If anything, Beyoncé has been reborn as a gay black man — or even a trans woman — on “Renaissance,” embracing the sounds of the underground that those communities have fiercely used as a means of empowering club catharsis. In this way, it’s even more like her answer to Madonna’s “Erotica” than her surprise self-titled set was in 2013.

After Beyoncé clears her throat with the eerie electro-soul of opener “I’m That Chick” — and, um, of course, she is! — the album really kicks into full effect with “Cozy,” on which the empowering lyrics of Destiny’s Child hits such as “Independent Women Pt. 1” and “Survivor” now have a sleazy, feeling-myself vibe. “Comfortable in my skin/Cozy with who I am,” she sings over the dirtiest of grooves.

“Virgo’s Groove” plays like a sensual sequel to “Gift from Virgo,” from Beyoncé’s 2003 solo debut, “Dangerously in Love.” Meanwhile, “Plastic Off the Sofa” — a sexy slow jam with fluttery vocals reminiscent of Mariah Carey in a lush, layered arrangement— sounds like a blissed-out take on “Rocket” from 2013’s “Beyonce.” It’s post-coital perfection.

Beyoncé embraces the sounds of the club underground on “Renaissance.”
Columbia Records

And the album gets a sexy sendoff with  “Summer Renaissance,” which pays homage to Donna Summer, reworking her erotic classic “I Feel Love” just as Beyoncé did “Love to Love You Baby” on 2003’s “Naughty Girl.”

It certainly sounds as if Mrs. Carter has been getting some good loving during the pandemic.

Although “Renaissance” hits a bit of a lull with a few tracks in the second half, you gotta give it to Beyoncé for reinventing herself yet again.
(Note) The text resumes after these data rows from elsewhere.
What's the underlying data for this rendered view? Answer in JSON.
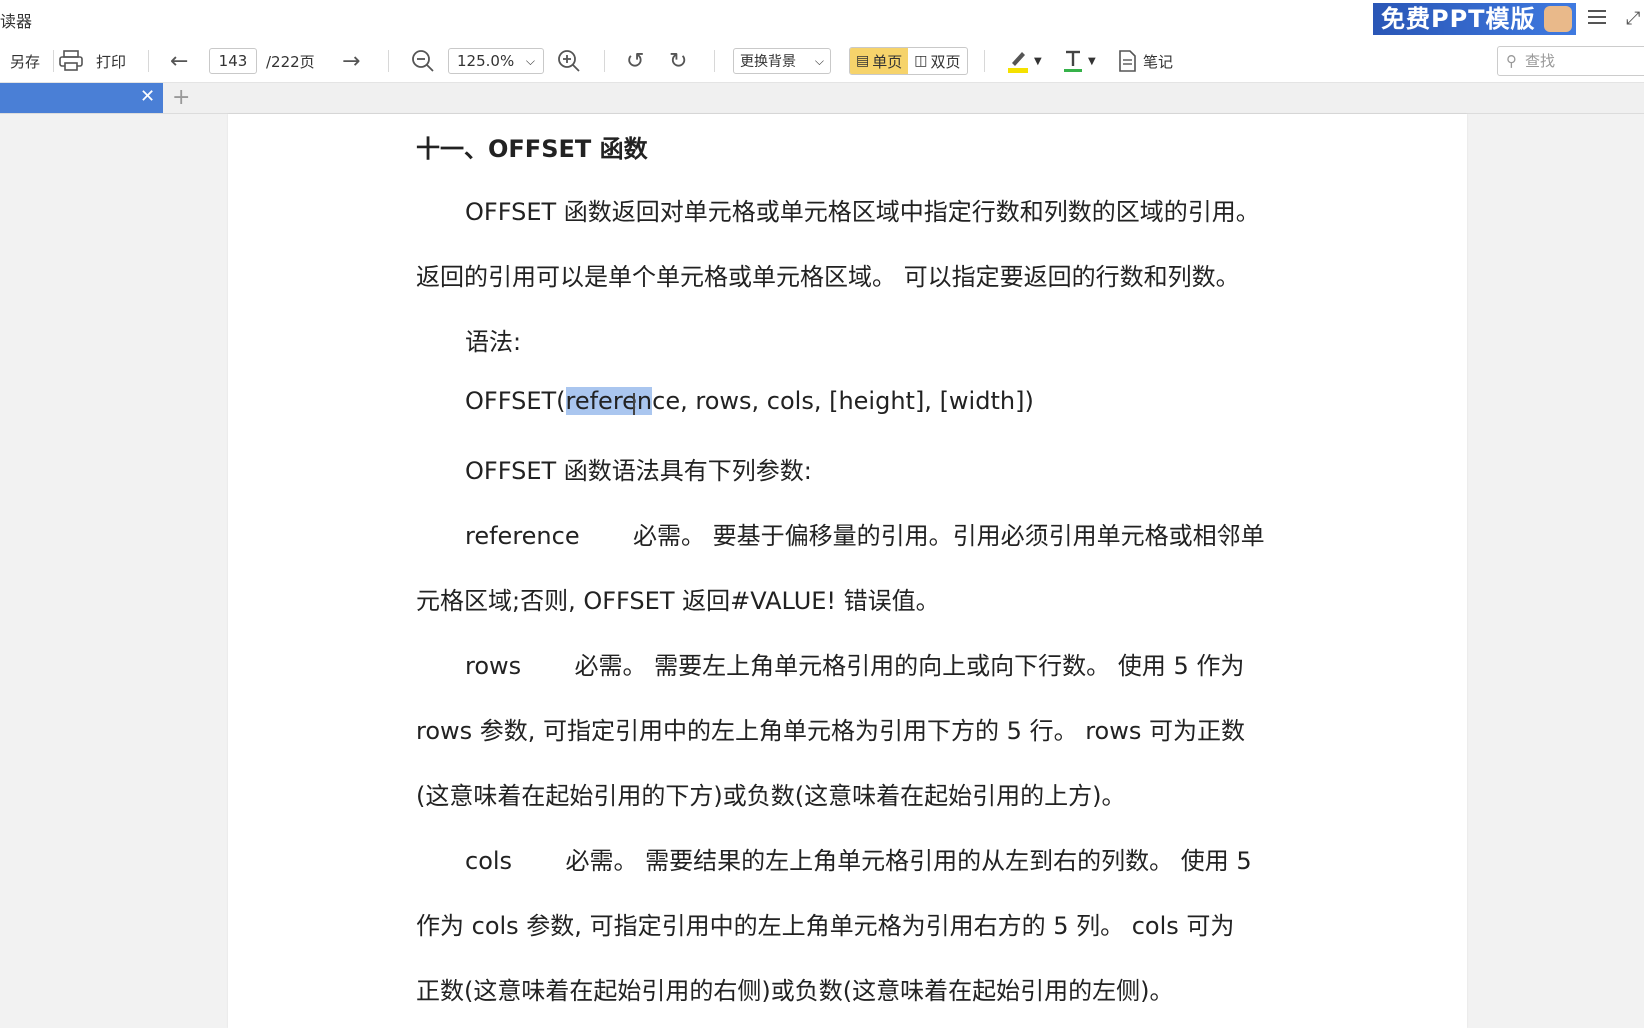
{
  "window": {
    "title": "读器"
  },
  "ad": {
    "text": "免费PPT模版"
  },
  "toolbar": {
    "save_as": "另存",
    "print": "打印",
    "page_current": "143",
    "page_total": "/222页",
    "zoom": "125.0%",
    "background": "更换背景",
    "single_page": "单页",
    "double_page": "双页",
    "note": "笔记",
    "search_placeholder": "查找"
  },
  "document": {
    "heading": "十一、OFFSET 函数",
    "p1_l1": "OFFSET 函数返回对单元格或单元格区域中指定行数和列数的区域的引用。",
    "p1_l2": "返回的引用可以是单个单元格或单元格区域。 可以指定要返回的行数和列数。",
    "syntax_label": "语法:",
    "syntax_pre": "OFFSET(",
    "syntax_selected": "referen",
    "syntax_post": "ce, rows, cols, [height], [width])",
    "params_intro": "OFFSET 函数语法具有下列参数:",
    "ref_l1": "reference       必需。 要基于偏移量的引用。引用必须引用单元格或相邻单",
    "ref_l2": "元格区域;否则, OFFSET 返回#VALUE! 错误值。",
    "rows_l1": "rows       必需。 需要左上角单元格引用的向上或向下行数。 使用 5 作为",
    "rows_l2": "rows 参数, 可指定引用中的左上角单元格为引用下方的 5 行。 rows 可为正数",
    "rows_l3": "(这意味着在起始引用的下方)或负数(这意味着在起始引用的上方)。",
    "cols_l1": "cols       必需。 需要结果的左上角单元格引用的从左到右的列数。 使用 5",
    "cols_l2": "作为 cols 参数, 可指定引用中的左上角单元格为引用右方的 5 列。 cols 可为",
    "cols_l3": "正数(这意味着在起始引用的右侧)或负数(这意味着在起始引用的左侧)。"
  }
}
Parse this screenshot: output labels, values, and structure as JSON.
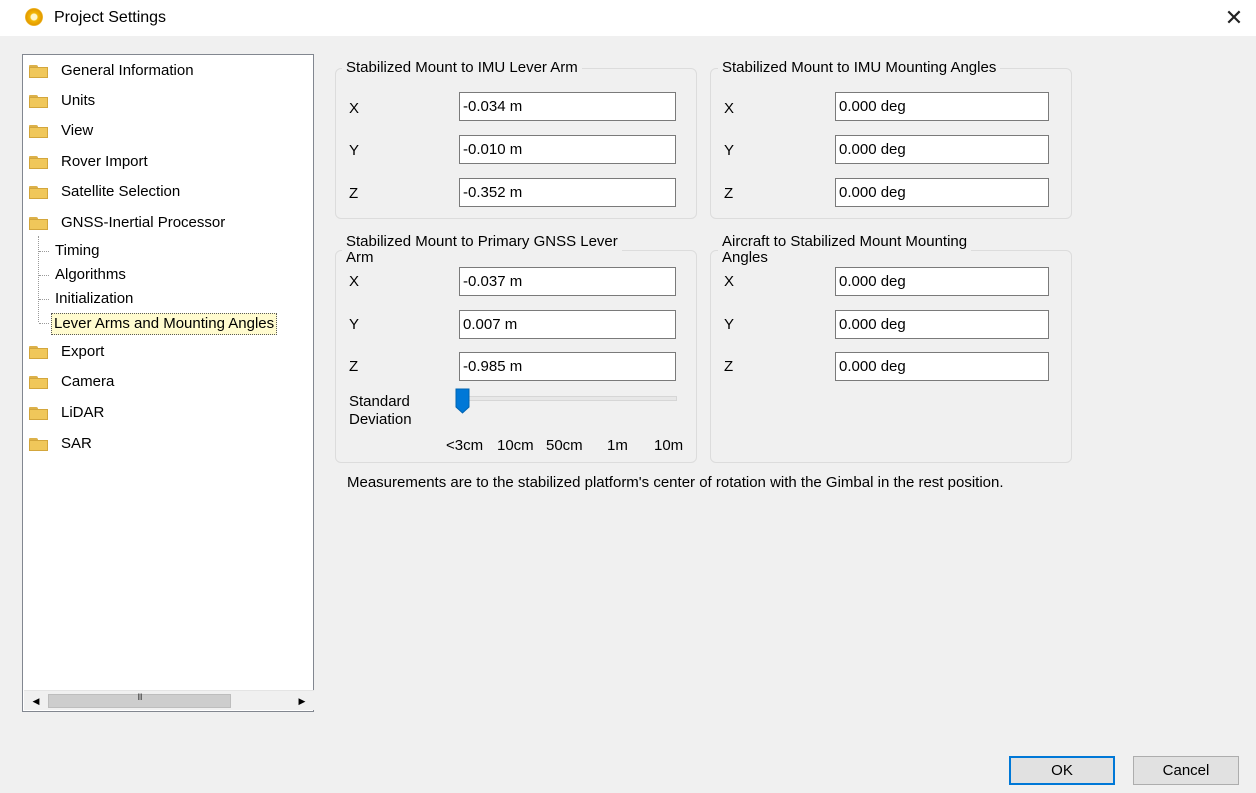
{
  "window": {
    "title": "Project Settings",
    "close_glyph": "✕"
  },
  "tree": {
    "items": [
      {
        "label": "General Information",
        "icon": "folder-icon"
      },
      {
        "label": "Units",
        "icon": "folder-icon"
      },
      {
        "label": "View",
        "icon": "folder-icon"
      },
      {
        "label": "Rover Import",
        "icon": "folder-icon"
      },
      {
        "label": "Satellite Selection",
        "icon": "folder-icon"
      },
      {
        "label": "GNSS-Inertial Processor",
        "icon": "folder-icon"
      },
      {
        "label": "Timing"
      },
      {
        "label": "Algorithms"
      },
      {
        "label": "Initialization"
      },
      {
        "label": "Lever Arms and Mounting Angles",
        "selected": true
      },
      {
        "label": "Export",
        "icon": "folder-icon"
      },
      {
        "label": "Camera",
        "icon": "folder-icon"
      },
      {
        "label": "LiDAR",
        "icon": "folder-icon"
      },
      {
        "label": "SAR",
        "icon": "folder-icon"
      }
    ],
    "scroll_left_glyph": "◀",
    "scroll_right_glyph": "▶",
    "scroll_grip_glyph": "III"
  },
  "imu_lever_arm": {
    "title": "Stabilized Mount to IMU Lever Arm",
    "x_label": "X",
    "y_label": "Y",
    "z_label": "Z",
    "x_value": "-0.034 m",
    "y_value": "-0.010 m",
    "z_value": "-0.352 m"
  },
  "imu_mounting_angles": {
    "title": "Stabilized Mount to IMU Mounting Angles",
    "x_label": "X",
    "y_label": "Y",
    "z_label": "Z",
    "x_value": "0.000 deg",
    "y_value": "0.000 deg",
    "z_value": "0.000 deg"
  },
  "gnss_lever_arm": {
    "title_line1": "Stabilized Mount to Primary GNSS Lever",
    "title_line2": "Arm",
    "x_label": "X",
    "y_label": "Y",
    "z_label": "Z",
    "x_value": "-0.037 m",
    "y_value": "0.007 m",
    "z_value": "-0.985 m",
    "std_dev_label_line1": "Standard",
    "std_dev_label_line2": "Deviation",
    "std_dev_ticks": [
      "<3cm",
      "10cm",
      "50cm",
      "1m",
      "10m"
    ],
    "std_dev_selected_index": 0
  },
  "aircraft_mounting_angles": {
    "title_line1": "Aircraft to Stabilized Mount Mounting",
    "title_line2": "Angles",
    "x_label": "X",
    "y_label": "Y",
    "z_label": "Z",
    "x_value": "0.000 deg",
    "y_value": "0.000 deg",
    "z_value": "0.000 deg"
  },
  "note": "Measurements are to the stabilized platform's center of rotation with the Gimbal in the rest position.",
  "buttons": {
    "ok": "OK",
    "cancel": "Cancel"
  },
  "colors": {
    "accent": "#0078d7",
    "selection_bg": "#fffbcf",
    "folder": "#f0c75a"
  }
}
This is not an album designed to have No. 1 hits — don’t think “Crazy in Love,” “Irreplaceable” or “Single Ladies.” And she is the rare pop superstar whose music has gotten more adventurous during her career. 

For that, we bow down, Queen Bey.